What matters to me is that there is a connection between IGF-1 and myeloma cell proliferation and survival, as we can read in a more recent (2008) study (abstract: http://tinyurl.com/kmbqcs): IGF-1 and IL-6 promote the proliferation and survival of multiple myeloma cells.
Sherlock (grazie!) sent me the full study, from which I took the following excerpt: the IGF-1 receptor (IGF-1R) is universally expressed on multiple myeloma cells, and higher expression levels are correlated with poorer patient prognosis. Okay, I admit that I merely skimmed the text, in part because I don’t have a huge amount of time, but also because this is an extremely complicated technical study, the splitting-headache kind….I finally had to set it aside and give up, at least for now.

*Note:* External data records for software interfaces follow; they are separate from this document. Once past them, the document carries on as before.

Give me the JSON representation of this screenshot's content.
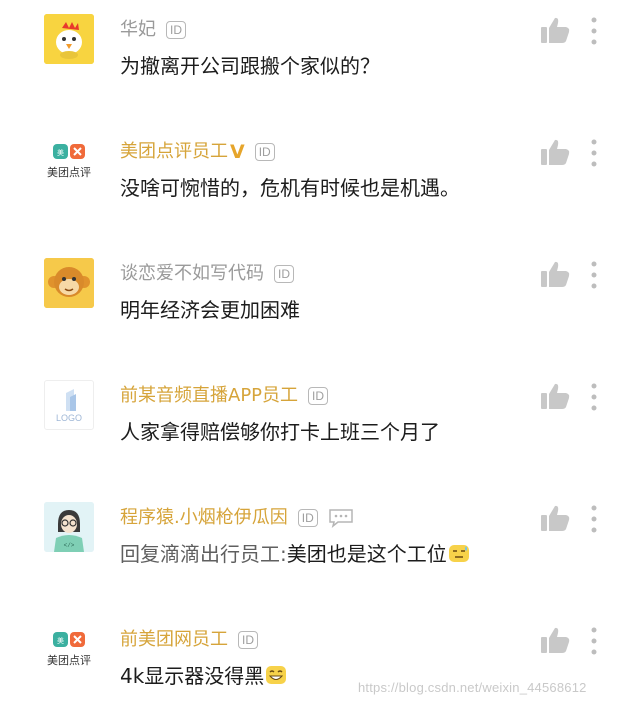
{
  "comments": [
    {
      "name": "华妃",
      "id_badge": "ID",
      "text": "为撤离开公司跟搬个家似的？"
    },
    {
      "name": "美团点评员工",
      "id_badge": "ID",
      "text": "没啥可惋惜的，危机有时候也是机遇。",
      "avatar_label": "美团点评"
    },
    {
      "name": "谈恋爱不如写代码",
      "id_badge": "ID",
      "text": "明年经济会更加困难"
    },
    {
      "name": "前某音频直播APP员工",
      "id_badge": "ID",
      "text": "人家拿得赔偿够你打卡上班三个月了",
      "avatar_label": "LOGO"
    },
    {
      "name": "程序猿.小烟枪伊瓜因",
      "id_badge": "ID",
      "text_prefix": "回复滴滴出行员工:",
      "text": "美团也是这个工位"
    },
    {
      "name": "前美团网员工",
      "id_badge": "ID",
      "text": "4k显示器没得黑",
      "avatar_label": "美团点评"
    }
  ],
  "watermark": "https://blog.csdn.net/weixin_44568612",
  "colors": {
    "gold": "#d6a43a",
    "gray": "#9a9a9a",
    "icon": "#c8c8c8"
  }
}
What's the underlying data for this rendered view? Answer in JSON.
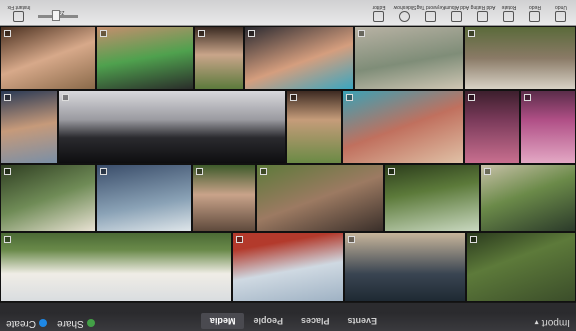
{
  "topbar": {
    "import_label": "Import",
    "view_tabs": [
      "Media",
      "People",
      "Places",
      "Events"
    ],
    "active_tab": "Media",
    "create_label": "Create",
    "share_label": "Share",
    "create_color": "#1e88e5",
    "share_color": "#43a047"
  },
  "toolbar": {
    "tools": [
      "Undo",
      "Redo",
      "Rotate",
      "Add Rating",
      "Add Album",
      "Keyword Tag",
      "Slideshow",
      "Editor",
      "Instant Fix"
    ],
    "zoom_label": "Zoom",
    "right_tools": [
      "Instant Fix",
      "Editor"
    ]
  }
}
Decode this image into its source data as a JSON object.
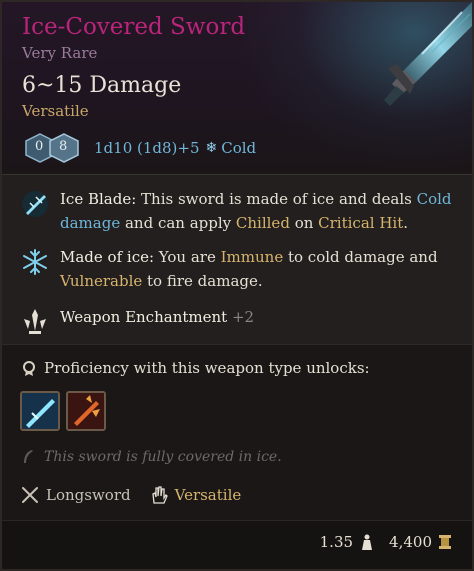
{
  "item": {
    "name": "Ice-Covered Sword",
    "rarity": "Very Rare",
    "damage": "6~15 Damage",
    "property": "Versatile",
    "dice": {
      "left_value": "0",
      "right_value": "8"
    },
    "formula": "1d10 (1d8)+5",
    "damage_type": "Cold",
    "damage_type_icon": "snowflake-icon"
  },
  "abilities": [
    {
      "icon": "ice-blade-icon",
      "name": "Ice Blade:",
      "text1": " This sword is made of ice and deals ",
      "kw1": "Cold damage",
      "text2": " and can apply ",
      "kw2": "Chilled",
      "text3": " on ",
      "kw3": "Critical Hit",
      "text4": "."
    },
    {
      "icon": "made-of-ice-icon",
      "name": "Made of ice:",
      "text1": " You are ",
      "kw1": "Immune",
      "text2": " to cold damage and ",
      "kw2": "Vulnerable",
      "text3": " to fire damage."
    },
    {
      "icon": "weapon-enchantment-icon",
      "name": "Weapon Enchantment",
      "bonus": "+2"
    }
  ],
  "proficiency": {
    "icon": "proficiency-icon",
    "text": "Proficiency with this weapon type unlocks:",
    "actions": [
      "ice-slash-action-icon",
      "fire-strike-action-icon"
    ]
  },
  "flavor": {
    "icon": "quill-icon",
    "text": "This sword is fully covered in ice."
  },
  "properties": [
    {
      "icon": "crossed-swords-icon",
      "label": "Longsword",
      "color": "#c8c0b4"
    },
    {
      "icon": "open-hand-icon",
      "label": "Versatile",
      "color": "#d6b46e"
    }
  ],
  "footer": {
    "weight": "1.35",
    "weight_icon": "weight-icon",
    "value": "4,400",
    "value_icon": "gold-coin-icon"
  },
  "colors": {
    "title": "#b8257a",
    "keyword_blue": "#6fb6d9",
    "keyword_gold": "#d6b46e"
  }
}
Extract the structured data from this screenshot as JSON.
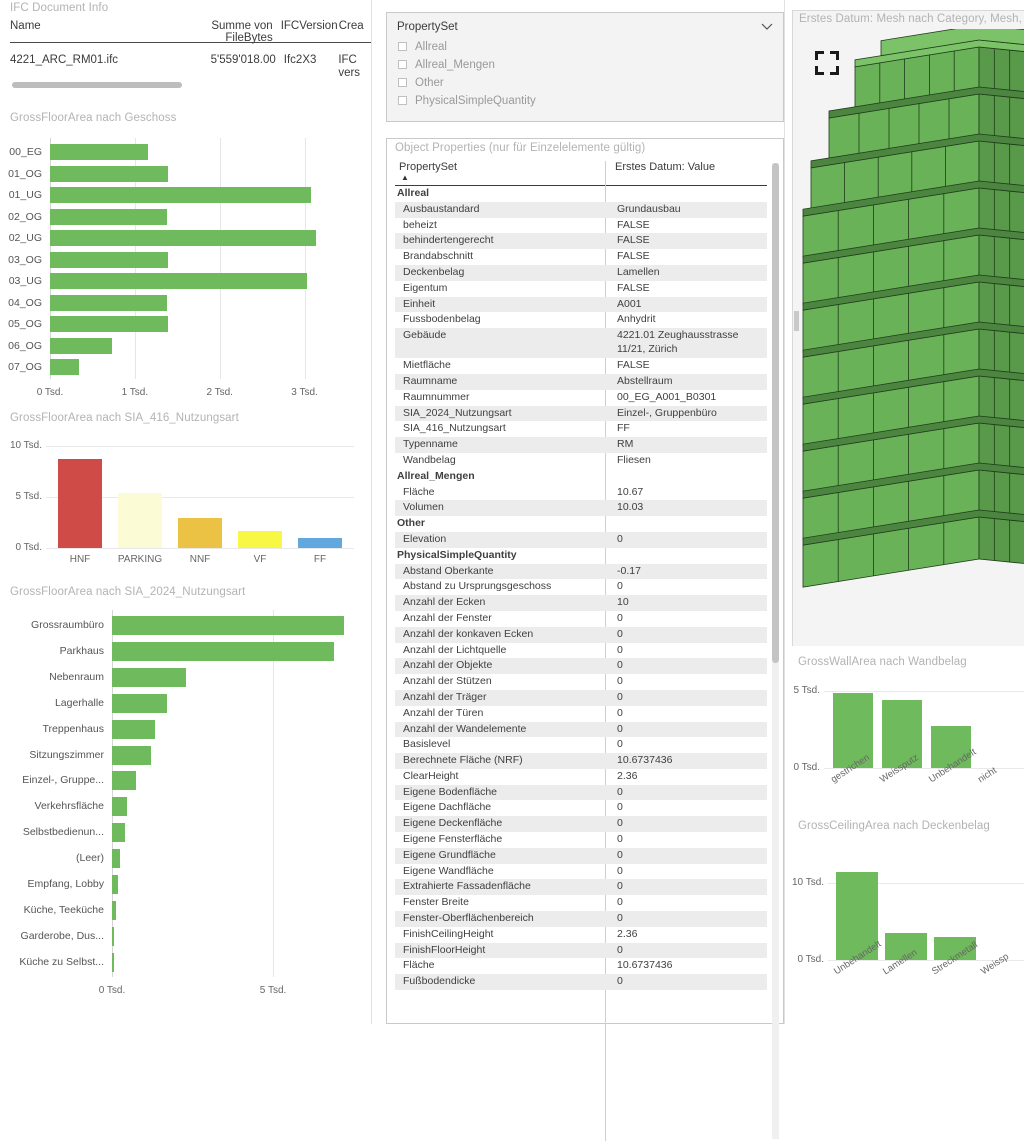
{
  "doc_info": {
    "title": "IFC Document Info",
    "columns": [
      "Name",
      "Summe von FileBytes",
      "IFCVersion",
      "Crea"
    ],
    "rows": [
      {
        "name": "4221_ARC_RM01.ifc",
        "filebytes": "5'559'018.00",
        "ifcversion": "Ifc2X3",
        "created": "IFC",
        "created2": "vers"
      }
    ]
  },
  "propertyset_filter": {
    "title": "PropertySet",
    "chevron": "chevron-down-icon",
    "items": [
      "Allreal",
      "Allreal_Mengen",
      "Other",
      "PhysicalSimpleQuantity"
    ]
  },
  "object_properties": {
    "title": "Object Properties (nur für Einzelelemente gültig)",
    "columns": [
      "PropertySet",
      "Erstes Datum: Value"
    ],
    "rows": [
      {
        "group": true,
        "name": "Allreal",
        "value": ""
      },
      {
        "group": false,
        "name": "Ausbaustandard",
        "value": "Grundausbau"
      },
      {
        "group": false,
        "name": "beheizt",
        "value": "FALSE"
      },
      {
        "group": false,
        "name": "behindertengerecht",
        "value": "FALSE"
      },
      {
        "group": false,
        "name": "Brandabschnitt",
        "value": "FALSE"
      },
      {
        "group": false,
        "name": "Deckenbelag",
        "value": "Lamellen"
      },
      {
        "group": false,
        "name": "Eigentum",
        "value": "FALSE"
      },
      {
        "group": false,
        "name": "Einheit",
        "value": "A001"
      },
      {
        "group": false,
        "name": "Fussbodenbelag",
        "value": "Anhydrit"
      },
      {
        "group": false,
        "name": "Gebäude",
        "value": "4221.01 Zeughausstrasse",
        "value2": "11/21, Zürich",
        "tall": true
      },
      {
        "group": false,
        "name": "Mietfläche",
        "value": "FALSE"
      },
      {
        "group": false,
        "name": "Raumname",
        "value": "Abstellraum"
      },
      {
        "group": false,
        "name": "Raumnummer",
        "value": "00_EG_A001_B0301"
      },
      {
        "group": false,
        "name": "SIA_2024_Nutzungsart",
        "value": "Einzel-, Gruppenbüro"
      },
      {
        "group": false,
        "name": "SIA_416_Nutzungsart",
        "value": "FF"
      },
      {
        "group": false,
        "name": "Typenname",
        "value": "RM"
      },
      {
        "group": false,
        "name": "Wandbelag",
        "value": "Fliesen"
      },
      {
        "group": true,
        "name": "Allreal_Mengen",
        "value": ""
      },
      {
        "group": false,
        "name": "Fläche",
        "value": "10.67"
      },
      {
        "group": false,
        "name": "Volumen",
        "value": "10.03"
      },
      {
        "group": true,
        "name": "Other",
        "value": ""
      },
      {
        "group": false,
        "name": "Elevation",
        "value": "0"
      },
      {
        "group": true,
        "name": "PhysicalSimpleQuantity",
        "value": ""
      },
      {
        "group": false,
        "name": "Abstand Oberkante",
        "value": "-0.17"
      },
      {
        "group": false,
        "name": "Abstand zu Ursprungsgeschoss",
        "value": "0"
      },
      {
        "group": false,
        "name": "Anzahl der Ecken",
        "value": "10"
      },
      {
        "group": false,
        "name": "Anzahl der Fenster",
        "value": "0"
      },
      {
        "group": false,
        "name": "Anzahl der konkaven Ecken",
        "value": "0"
      },
      {
        "group": false,
        "name": "Anzahl der Lichtquelle",
        "value": "0"
      },
      {
        "group": false,
        "name": "Anzahl der Objekte",
        "value": "0"
      },
      {
        "group": false,
        "name": "Anzahl der Stützen",
        "value": "0"
      },
      {
        "group": false,
        "name": "Anzahl der Träger",
        "value": "0"
      },
      {
        "group": false,
        "name": "Anzahl der Türen",
        "value": "0"
      },
      {
        "group": false,
        "name": "Anzahl der Wandelemente",
        "value": "0"
      },
      {
        "group": false,
        "name": "Basislevel",
        "value": "0"
      },
      {
        "group": false,
        "name": "Berechnete Fläche (NRF)",
        "value": "10.6737436"
      },
      {
        "group": false,
        "name": "ClearHeight",
        "value": "2.36"
      },
      {
        "group": false,
        "name": "Eigene Bodenfläche",
        "value": "0"
      },
      {
        "group": false,
        "name": "Eigene Dachfläche",
        "value": "0"
      },
      {
        "group": false,
        "name": "Eigene Deckenfläche",
        "value": "0"
      },
      {
        "group": false,
        "name": "Eigene Fensterfläche",
        "value": "0"
      },
      {
        "group": false,
        "name": "Eigene Grundfläche",
        "value": "0"
      },
      {
        "group": false,
        "name": "Eigene Wandfläche",
        "value": "0"
      },
      {
        "group": false,
        "name": "Extrahierte Fassadenfläche",
        "value": "0"
      },
      {
        "group": false,
        "name": "Fenster Breite",
        "value": "0"
      },
      {
        "group": false,
        "name": "Fenster-Oberflächenbereich",
        "value": "0"
      },
      {
        "group": false,
        "name": "FinishCeilingHeight",
        "value": "2.36"
      },
      {
        "group": false,
        "name": "FinishFloorHeight",
        "value": "0"
      },
      {
        "group": false,
        "name": "Fläche",
        "value": "10.6737436"
      },
      {
        "group": false,
        "name": "Fußbodendicke",
        "value": "0"
      }
    ]
  },
  "mesh_view": {
    "title": "Erstes Datum: Mesh nach Category, Mesh, Ty",
    "focus_icon": "focus-frame-icon",
    "model_color": "#6FB55A"
  },
  "chart_data": [
    {
      "type": "bar",
      "orientation": "horizontal",
      "title": "GrossFloorArea nach Geschoss",
      "categories": [
        "00_EG",
        "01_OG",
        "01_UG",
        "02_OG",
        "02_UG",
        "03_OG",
        "03_UG",
        "04_OG",
        "05_OG",
        "06_OG",
        "07_OG"
      ],
      "values": [
        1160,
        1390,
        3080,
        1375,
        3130,
        1390,
        3030,
        1380,
        1390,
        730,
        340
      ],
      "xlabel": "",
      "ylabel": "",
      "xticks": [
        "0 Tsd.",
        "1 Tsd.",
        "2 Tsd.",
        "3 Tsd."
      ],
      "xtickvals": [
        0,
        1000,
        2000,
        3000
      ],
      "xlim": [
        0,
        3300
      ],
      "color": "#6FBA5C",
      "grid": true
    },
    {
      "type": "bar",
      "orientation": "vertical",
      "title": "GrossFloorArea nach SIA_416_Nutzungsart",
      "categories": [
        "HNF",
        "PARKING",
        "NNF",
        "VF",
        "FF"
      ],
      "values": [
        8700,
        5400,
        2900,
        1700,
        1000
      ],
      "colors": [
        "#CE4B47",
        "#FBFBD5",
        "#EBC243",
        "#F7F744",
        "#60A8DE"
      ],
      "yticks": [
        "0 Tsd.",
        "5 Tsd.",
        "10 Tsd."
      ],
      "ytickvals": [
        0,
        5000,
        10000
      ],
      "ylim": [
        0,
        10000
      ],
      "grid": true
    },
    {
      "type": "bar",
      "orientation": "horizontal",
      "title": "GrossFloorArea nach SIA_2024_Nutzungsart",
      "categories": [
        "Grossraumbüro",
        "Parkhaus",
        "Nebenraum",
        "Lagerhalle",
        "Treppenhaus",
        "Sitzungszimmer",
        "Einzel-, Gruppe...",
        "Verkehrsfläche",
        "Selbstbedienun...",
        "(Leer)",
        "Empfang, Lobby",
        "Küche, Teeküche",
        "Garderobe, Dus...",
        "Küche zu Selbst..."
      ],
      "values": [
        7200,
        6900,
        2300,
        1700,
        1350,
        1200,
        740,
        460,
        400,
        260,
        200,
        130,
        60,
        40
      ],
      "xticks": [
        "0 Tsd.",
        "5 Tsd."
      ],
      "xtickvals": [
        0,
        5000
      ],
      "xlim": [
        0,
        7700
      ],
      "color": "#6FBA5C",
      "grid": true
    },
    {
      "type": "bar",
      "orientation": "vertical",
      "title": "GrossWallArea nach Wandbelag",
      "categories": [
        "gestrichen",
        "Weissputz",
        "Unbehandelt",
        "nicht"
      ],
      "values": [
        4900,
        4450,
        2700,
        0
      ],
      "yticks": [
        "0 Tsd.",
        "5 Tsd."
      ],
      "ytickvals": [
        0,
        5000
      ],
      "ylim": [
        0,
        5200
      ],
      "color": "#6FBA5C",
      "grid": true
    },
    {
      "type": "bar",
      "orientation": "vertical",
      "title": "GrossCeilingArea nach Deckenbelag",
      "categories": [
        "Unbehandelt",
        "Lamellen",
        "Streckmetall",
        "Weissp"
      ],
      "values": [
        11500,
        3500,
        3000,
        0
      ],
      "yticks": [
        "0 Tsd.",
        "10 Tsd."
      ],
      "ytickvals": [
        0,
        10000
      ],
      "ylim": [
        0,
        12500
      ],
      "color": "#6FBA5C",
      "grid": true
    }
  ]
}
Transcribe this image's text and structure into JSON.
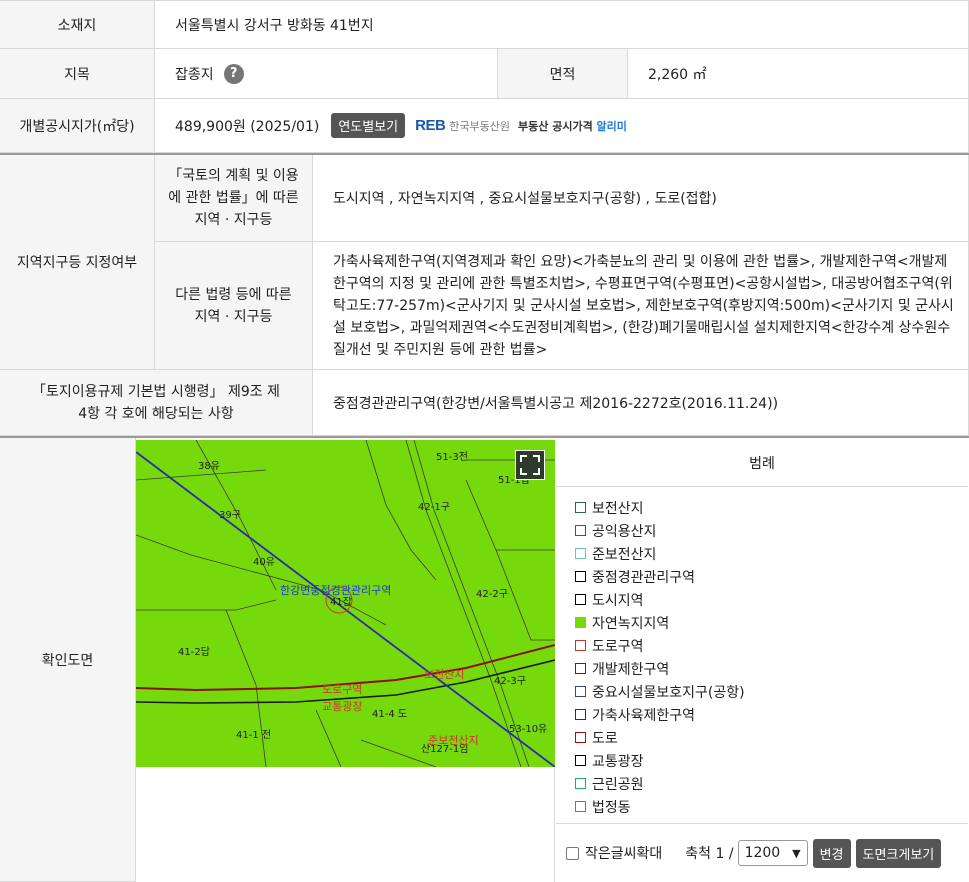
{
  "location": {
    "label": "소재지",
    "value": "서울특별시 강서구 방화동 41번지"
  },
  "land_category": {
    "label": "지목",
    "value": "잡종지",
    "help_glyph": "?"
  },
  "area": {
    "label": "면적",
    "value": "2,260 ㎡"
  },
  "official_price": {
    "label": "개별공시지가(㎡당)",
    "value": "489,900원 (2025/01)",
    "button": "연도별보기",
    "reb_mark": "REB",
    "reb_name": "한국부동산원",
    "reb_service": "부동산 공시가격",
    "reb_service_highlight": "알리미"
  },
  "zoning": {
    "label": "지역지구등 지정여부",
    "national_law_label": "「국토의 계획 및 이용에 관한 법률」에 따른 지역 · 지구등",
    "national_law_value": "도시지역 , 자연녹지지역 , 중요시설물보호지구(공항) , 도로(접합)",
    "other_law_label": "다른 법령 등에 따른 지역 · 지구등",
    "other_law_value": "가축사육제한구역(지역경제과 확인 요망)<가축분뇨의 관리 및 이용에 관한 법률>, 개발제한구역<개발제한구역의 지정 및 관리에 관한 특별조치법>, 수평표면구역(수평표면)<공항시설법>, 대공방어협조구역(위탁고도:77-257m)<군사기지 및 군사시설 보호법>, 제한보호구역(후방지역:500m)<군사기지 및 군사시설 보호법>, 과밀억제권역<수도권정비계획법>, (한강)폐기물매립시설 설치제한지역<한강수계 상수원수질개선 및 주민지원 등에 관한 법률>"
  },
  "enforcement": {
    "label": "「토지이용규제 기본법 시행령」 제9조 제4항 각 호에 해당되는 사항",
    "value": "중점경관관리구역(한강변/서울특별시공고 제2016-2272호(2016.11.24))"
  },
  "map_section": {
    "label": "확인도면",
    "parcel_labels": [
      "38유",
      "39구",
      "40유",
      "41잡",
      "41-2답",
      "41-1 전",
      "41-4 도",
      "42-1구",
      "42-2구",
      "42-3구",
      "51-3전",
      "51-1답",
      "53-10유",
      "산127-1임"
    ],
    "overlay_labels": [
      "한강변중점경관관리구역",
      "도로구역",
      "교통광장",
      "보전산지",
      "준보전산지"
    ]
  },
  "legend": {
    "title": "범례",
    "items": [
      {
        "label": "보전산지",
        "color": "#1f6b4a",
        "fill": "#ffffff"
      },
      {
        "label": "공익용산지",
        "color": "#1f6b4a",
        "fill": "#ffffff"
      },
      {
        "label": "준보전산지",
        "color": "#67c7c0",
        "fill": "#ffffff"
      },
      {
        "label": "중점경관관리구역",
        "color": "#000000",
        "fill": "#ffffff"
      },
      {
        "label": "도시지역",
        "color": "#000000",
        "fill": "#ffffff"
      },
      {
        "label": "자연녹지지역",
        "color": "#76d90b",
        "fill": "#76d90b"
      },
      {
        "label": "도로구역",
        "color": "#c0392b",
        "fill": "#ffffff"
      },
      {
        "label": "개발제한구역",
        "color": "#2a2a8c",
        "fill": "#ffffff"
      },
      {
        "label": "중요시설물보호지구(공항)",
        "color": "#2f4a8c",
        "fill": "#ffffff"
      },
      {
        "label": "가축사육제한구역",
        "color": "#333333",
        "fill": "#ffffff"
      },
      {
        "label": "도로",
        "color": "#a01010",
        "fill": "#ffffff"
      },
      {
        "label": "교통광장",
        "color": "#000000",
        "fill": "#ffffff"
      },
      {
        "label": "근린공원",
        "color": "#27ae60",
        "fill": "#ffffff"
      },
      {
        "label": "법정동",
        "color": "#6a8a3a",
        "fill": "#ffffff"
      }
    ]
  },
  "controls": {
    "enlarge_text_label": "작은글씨확대",
    "scale_label": "축척 1 /",
    "scale_value": "1200",
    "change_button": "변경",
    "large_map_button": "도면크게보기"
  }
}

Anyway, if you need more convincing that IGF-1 is bad news for us, here is the abstract to a May 2009 study published in “Blood”: http://tinyurl.com/ydl95ye Of the five myeloma growth factors (or MGFs) examined, IGF-1 was the major one…even worse, if possible!, than our old archenemy, IL-6. And here is a bad bit concerning prognosis: Of the investigated MGFs and their receptors, only expressions of IGF-1R and IL-6R in multiple myeloma cells (MMCs) of patients delineate a group with adverse prognosis. Ouch.
I should note that IGF-1 isn’t all bad. It is essential for normal growth and development (but of course we aren’t kids anymore!)…and I also found a study showing that it had a beneficial effect on cardiomyopathic hamsters: http://tinyurl.com/y99h3yo
Okay, but, in the case of multiple myeloma, high levels of IGF-1 = a bad thing. Clearly.
That’s it for today. More tomorrow, providing I can finish my research for Part II…
Last but not least: sweet little Jaymun, you hang in there! (see Jaymun’s journey)